Firing of neurons changes the cells that insulate them
Through their pattern of firing, neurons influence the behavior of the cells that upon maturation will provide insulation of neuronal axons, according to a new study publishing 22 August in the open access journal PLOS Biology by Balint Nagy, Maria Kukley and colleagues at the University of Tübingen, Germany. The findings suggest the existence of a complex and nuanced interplay between neurons and the non-neuronal cells that support and protect them.
Oligodendrocyte precursor cells (OPCs) give rise to oligodendrocytes, which wrap the axons of neurons in the central nervous system with myelin to electrically insulate them. Neurons signal to OPCs through chemical synapses. Previous work has shown that electrical or optical stimulation of nerve fibers influences the proliferation of OPCs and their differentiation into oligodendrocytes, but whether that stimulation acts like an on-off switch, influencing OPCs only by its presence or absence, or more like a dimmer switch, inducing a graded response in the OPC, has been unclear.
To investigate that question, the authors studied oligodendroglial cells in the corpus callosum, a nerve tract which connects the two hemispheres of the brain, both in fresh brain slices and in living rodents.

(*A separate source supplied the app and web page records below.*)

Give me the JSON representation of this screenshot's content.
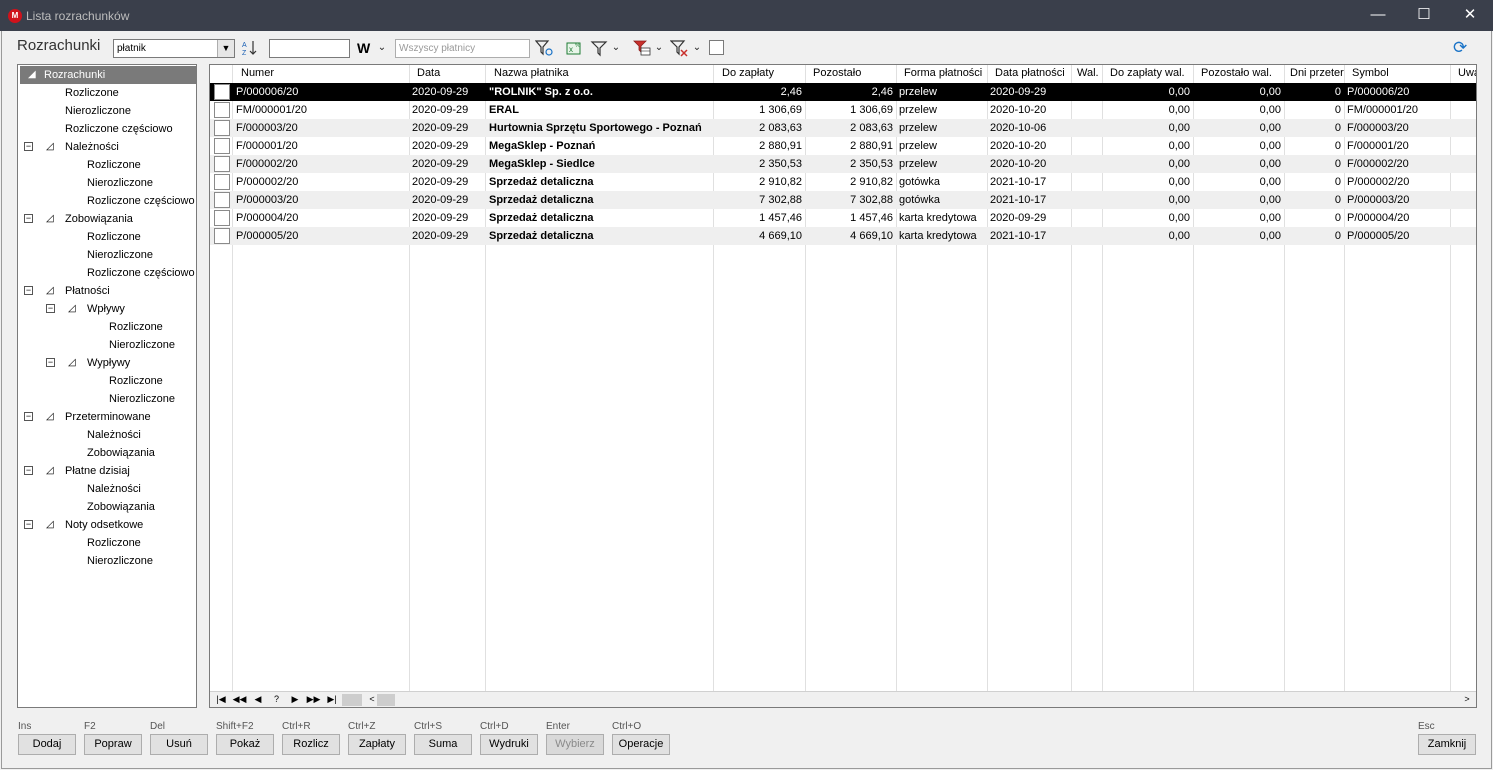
{
  "window": {
    "title": "Lista rozrachunków",
    "icon_letter": "M",
    "minimize": "—",
    "maximize": "☐",
    "close": "✕"
  },
  "toolbar": {
    "title": "Rozrachunki",
    "sort_combo_value": "płatnik",
    "w_label": "W",
    "payers_placeholder": "Wszyscy płatnicy"
  },
  "tree": {
    "root": "Rozrachunki",
    "items": [
      {
        "label": "Rozliczone",
        "level": 2
      },
      {
        "label": "Nierozliczone",
        "level": 2
      },
      {
        "label": "Rozliczone częściowo",
        "level": 2
      },
      {
        "label": "Należności",
        "level": 1,
        "group": true
      },
      {
        "label": "Rozliczone",
        "level": 3
      },
      {
        "label": "Nierozliczone",
        "level": 3
      },
      {
        "label": "Rozliczone częściowo",
        "level": 3
      },
      {
        "label": "Zobowiązania",
        "level": 1,
        "group": true
      },
      {
        "label": "Rozliczone",
        "level": 3
      },
      {
        "label": "Nierozliczone",
        "level": 3
      },
      {
        "label": "Rozliczone częściowo",
        "level": 3
      },
      {
        "label": "Płatności",
        "level": 1,
        "group": true
      },
      {
        "label": "Wpływy",
        "level": 2,
        "group": true
      },
      {
        "label": "Rozliczone",
        "level": 4
      },
      {
        "label": "Nierozliczone",
        "level": 4
      },
      {
        "label": "Wypływy",
        "level": 2,
        "group": true
      },
      {
        "label": "Rozliczone",
        "level": 4
      },
      {
        "label": "Nierozliczone",
        "level": 4
      },
      {
        "label": "Przeterminowane",
        "level": 1,
        "group": true
      },
      {
        "label": "Należności",
        "level": 3
      },
      {
        "label": "Zobowiązania",
        "level": 3
      },
      {
        "label": "Płatne dzisiaj",
        "level": 1,
        "group": true
      },
      {
        "label": "Należności",
        "level": 3
      },
      {
        "label": "Zobowiązania",
        "level": 3
      },
      {
        "label": "Noty odsetkowe",
        "level": 1,
        "group": true
      },
      {
        "label": "Rozliczone",
        "level": 3
      },
      {
        "label": "Nierozliczone",
        "level": 3
      }
    ]
  },
  "grid": {
    "columns": [
      "Numer",
      "Data",
      "Nazwa płatnika",
      "Do zapłaty",
      "Pozostało",
      "Forma płatności",
      "Data płatności",
      "Wal.",
      "Do zapłaty wal.",
      "Pozostało wal.",
      "Dni przeter",
      "Symbol",
      "Uwa"
    ],
    "rows": [
      [
        "P/000006/20",
        "2020-09-29",
        "\"ROLNIK\" Sp. z o.o.",
        "2,46",
        "2,46",
        "przelew",
        "2020-09-29",
        "",
        "0,00",
        "0,00",
        "0",
        "P/000006/20"
      ],
      [
        "FM/000001/20",
        "2020-09-29",
        "ERAL",
        "1 306,69",
        "1 306,69",
        "przelew",
        "2020-10-20",
        "",
        "0,00",
        "0,00",
        "0",
        "FM/000001/20"
      ],
      [
        "F/000003/20",
        "2020-09-29",
        "Hurtownia Sprzętu Sportowego - Poznań",
        "2 083,63",
        "2 083,63",
        "przelew",
        "2020-10-06",
        "",
        "0,00",
        "0,00",
        "0",
        "F/000003/20"
      ],
      [
        "F/000001/20",
        "2020-09-29",
        "MegaSklep - Poznań",
        "2 880,91",
        "2 880,91",
        "przelew",
        "2020-10-20",
        "",
        "0,00",
        "0,00",
        "0",
        "F/000001/20"
      ],
      [
        "F/000002/20",
        "2020-09-29",
        "MegaSklep - Siedlce",
        "2 350,53",
        "2 350,53",
        "przelew",
        "2020-10-20",
        "",
        "0,00",
        "0,00",
        "0",
        "F/000002/20"
      ],
      [
        "P/000002/20",
        "2020-09-29",
        "Sprzedaż detaliczna",
        "2 910,82",
        "2 910,82",
        "gotówka",
        "2021-10-17",
        "",
        "0,00",
        "0,00",
        "0",
        "P/000002/20"
      ],
      [
        "P/000003/20",
        "2020-09-29",
        "Sprzedaż detaliczna",
        "7 302,88",
        "7 302,88",
        "gotówka",
        "2021-10-17",
        "",
        "0,00",
        "0,00",
        "0",
        "P/000003/20"
      ],
      [
        "P/000004/20",
        "2020-09-29",
        "Sprzedaż detaliczna",
        "1 457,46",
        "1 457,46",
        "karta kredytowa",
        "2020-09-29",
        "",
        "0,00",
        "0,00",
        "0",
        "P/000004/20"
      ],
      [
        "P/000005/20",
        "2020-09-29",
        "Sprzedaż detaliczna",
        "4 669,10",
        "4 669,10",
        "karta kredytowa",
        "2021-10-17",
        "",
        "0,00",
        "0,00",
        "0",
        "P/000005/20"
      ]
    ],
    "selected_row": 0,
    "nav": [
      "|◀",
      "◀◀",
      "◀",
      "?",
      "▶",
      "▶▶",
      "▶|"
    ],
    "scroll_left": "<",
    "scroll_right": ">"
  },
  "buttons": [
    {
      "shortcut": "Ins",
      "label": "Dodaj",
      "enabled": true
    },
    {
      "shortcut": "F2",
      "label": "Popraw",
      "enabled": true
    },
    {
      "shortcut": "Del",
      "label": "Usuń",
      "enabled": true
    },
    {
      "shortcut": "Shift+F2",
      "label": "Pokaż",
      "enabled": true
    },
    {
      "shortcut": "Ctrl+R",
      "label": "Rozlicz",
      "enabled": true
    },
    {
      "shortcut": "Ctrl+Z",
      "label": "Zapłaty",
      "enabled": true
    },
    {
      "shortcut": "Ctrl+S",
      "label": "Suma",
      "enabled": true
    },
    {
      "shortcut": "Ctrl+D",
      "label": "Wydruki",
      "enabled": true
    },
    {
      "shortcut": "Enter",
      "label": "Wybierz",
      "enabled": false
    },
    {
      "shortcut": "Ctrl+O",
      "label": "Operacje",
      "enabled": true
    }
  ],
  "close_button": {
    "shortcut": "Esc",
    "label": "Zamknij"
  }
}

Using electrodes, they stimulated neurons to fire and recorded responses in the neighboring OPCs.
They found that stimulating neuronal fibers in brain slices at low frequencies led to a slowly oscillating movement of ions through the membrane of OPCs, while high-frequency stimulation caused a much more rapidly oscillating movement of ions. High-frequency stimulation of neuronal fibers in living animals led to greater OPC proliferation (creating more OPCs) over the course of a week than did low-frequency stimulation; low-frequency stimulation, in turn, led to more differentiation of OPCs into pre-myelinating oligodendrocytes, the cells that then go on to develop into oligodendrocytes which make myelin.
How OPCs translate different patterns of neuronal firing into differences in proliferation and differentiation is unknown, but differences in firing pattern have been seen to affect gene expression in neurons themselves in a graded rather than on-off way, suggesting that a similar mechanism may be at work in OPCs. Intriguingly, different neuronal firing patterns affect properties of chemical synapses between neurons and OPC, as well as intracellular concentrations of ions in OPCs such as sodium, potassium, and calcium, in a distinct fashion. Hence, it is possible that neurons use synapses with OPCs to influence OPCs behavior, including proliferation and maturation. It is not yet known whether the frequency-related differences in behavior of OPCs actually match the neuron's respective needs.
Myelination in the brain is plastic. It can be influenced by our everyday behavior and is responsive to environmental inputs, with physical activity increasing it and social isolation decreasing it. Understanding the mechanisms mediating the effects of activity on myelination may offer significant opportunities for therapeutic intervention in disorders in which myelination or remyelination are deficient. "This research may open new perspective to therapy of demyelinating disorders where remyelination strongly relies on the increased proliferation and differentiation of OPCs," commented Kukley.